Yemen Army Targets Saudi Base with Ballistic Missile

Tuesday, 23 Jan, 2018

The Saudi government pledged $2-billion (U.S.) for Yemen's central bank on Wednesday to help stabilize the country's economy, one day after the Yemeni Prime Minister pleaded for funds to boost the rial and help stave off hunger.

Additionally, the kingdom will make a donation of up to $2 billion in fuel for the transportation of humanitarian aid.

The Aden-based government projected a deficit of $1.3 billion, based on the official exchange rate of 380 riyals to the dollar - higher than the market rate of about 450 riyals to the dollar.

Last week, Saudi Arabia deposited $2bn in Yemen's central bank after the government appealed for help to save the country's currency from collapse and prevent a starvation.

A Saudi-led military coalition on Monday announced $1.5-billion in new humanitarian aid for Yemen, after the United Nations made what is called a record appeal of $3-billion assistance for the war-ravaged country.

SUNGAI PETANI -Defence Minister Datuk Seri Hishammuddin Tun Hussein said he will be attending the Organisation of Islamic Cooperation's (OIC) emergency meeting this Sunday to discuss Yemen's attacks on Saudi Arabia.

The Saudi-led coalition has intervened in the Yemeni conflict since March 2015 to roll back the Houthi militants and support the internationally recognised President Abd-Rabbu Mansour Hadi, who was forced into exile by the Houthis.

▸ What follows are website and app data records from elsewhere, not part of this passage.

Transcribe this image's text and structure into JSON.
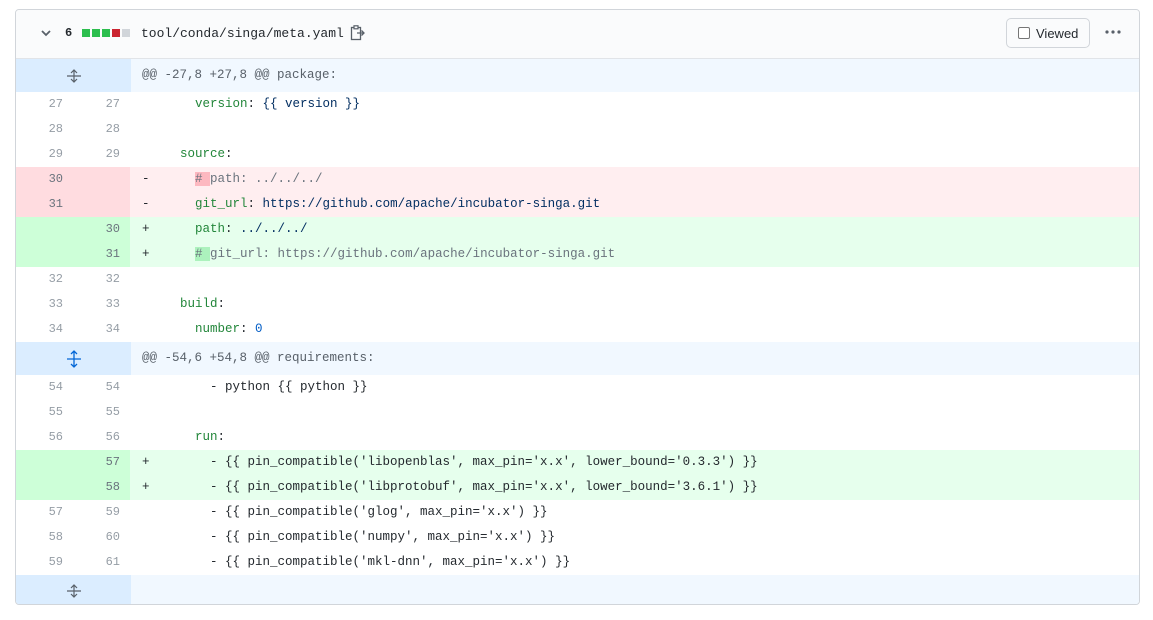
{
  "header": {
    "change_count": "6",
    "diffstat_colors": [
      "#2cbe4e",
      "#2cbe4e",
      "#2cbe4e",
      "#cb2431",
      "#d1d5da"
    ],
    "file_path": "tool/conda/singa/meta.yaml",
    "viewed_label": "Viewed",
    "icons": [
      "chevron-down-icon",
      "copy-icon",
      "kebab-horizontal-icon",
      "unfold-icon"
    ]
  },
  "hunks": [
    {
      "header": "@@ -27,8 +27,8 @@ package:"
    },
    {
      "header": "@@ -54,6 +54,8 @@ requirements:"
    }
  ],
  "lines": [
    {
      "l": "27",
      "r": "27",
      "sign": "",
      "p1": "    ",
      "key": "version",
      "p2": ": ",
      "val": "{{ version }}",
      "valclass": "s"
    },
    {
      "l": "28",
      "r": "28",
      "sign": "",
      "p1": "",
      "key": "",
      "p2": "",
      "val": ""
    },
    {
      "l": "29",
      "r": "29",
      "sign": "",
      "p1": "  ",
      "key": "source",
      "p2": ":",
      "val": ""
    },
    {
      "l": "30",
      "r": "",
      "sign": "-",
      "p1": "    ",
      "hl": "# ",
      "rest": "path: ../../../"
    },
    {
      "l": "31",
      "r": "",
      "sign": "-",
      "p1": "    ",
      "key": "git_url",
      "p2": ": ",
      "val": "https://github.com/apache/incubator-singa.git",
      "valclass": "s"
    },
    {
      "l": "",
      "r": "30",
      "sign": "+",
      "p1": "    ",
      "key": "path",
      "p2": ": ",
      "val": "../../../",
      "valclass": "s"
    },
    {
      "l": "",
      "r": "31",
      "sign": "+",
      "p1": "    ",
      "hl": "# ",
      "rest": "git_url: https://github.com/apache/incubator-singa.git"
    },
    {
      "l": "32",
      "r": "32",
      "sign": "",
      "p1": "",
      "key": "",
      "p2": "",
      "val": ""
    },
    {
      "l": "33",
      "r": "33",
      "sign": "",
      "p1": "  ",
      "key": "build",
      "p2": ":",
      "val": ""
    },
    {
      "l": "34",
      "r": "34",
      "sign": "",
      "p1": "    ",
      "key": "number",
      "p2": ": ",
      "val": "0",
      "valclass": "n"
    },
    {
      "l": "54",
      "r": "54",
      "sign": "",
      "text": "      - python {{ python }}"
    },
    {
      "l": "55",
      "r": "55",
      "sign": "",
      "text": ""
    },
    {
      "l": "56",
      "r": "56",
      "sign": "",
      "p1": "    ",
      "key": "run",
      "p2": ":",
      "val": ""
    },
    {
      "l": "",
      "r": "57",
      "sign": "+",
      "text": "      - {{ pin_compatible('libopenblas', max_pin='x.x', lower_bound='0.3.3') }}"
    },
    {
      "l": "",
      "r": "58",
      "sign": "+",
      "text": "      - {{ pin_compatible('libprotobuf', max_pin='x.x', lower_bound='3.6.1') }}"
    },
    {
      "l": "57",
      "r": "59",
      "sign": "",
      "text": "      - {{ pin_compatible('glog', max_pin='x.x') }}"
    },
    {
      "l": "58",
      "r": "60",
      "sign": "",
      "text": "      - {{ pin_compatible('numpy', max_pin='x.x') }}"
    },
    {
      "l": "59",
      "r": "61",
      "sign": "",
      "text": "      - {{ pin_compatible('mkl-dnn', max_pin='x.x') }}"
    }
  ]
}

Beginning in 2015, a Riyadh-backed regime has been struggling to keep power in Yemen against a rebellion of Tehran-backed armed Houthi militants, in a proxy war between two major Middle East powers that has seen over 10,000 killed, including over half of those casualties counted as civilians.

The UN says Yemen is the world's worst humanitarian crisis, with about eight million people on the brink of starvation, a cholera epidemic that has infected one million people, and economic collapse in what was already one of the region's poorest countries.

The Trump administration has expressed concern about conditions in Yemen and has called on Saudi Arabia to allow the free flow of humanitarian aid, fuel and goods at Yemeni ports.

The war, which enlists the participation among others of the United Arab Emirates, Jordan, Egypt, Bahrain, Kuwait, Morocco, Sudan, and Senegal, has been reinforced by weapon supplies and logistical support from the United States and the United Kingdom.

Germany is set to halt all arms exports to countries involved in the war in Yemen, a government spokesperson has announced.

At the same time, Yemen is grappling with outbreaks of cholera - with more than 2,244 associated deaths reported in less than a year - and diphtheria.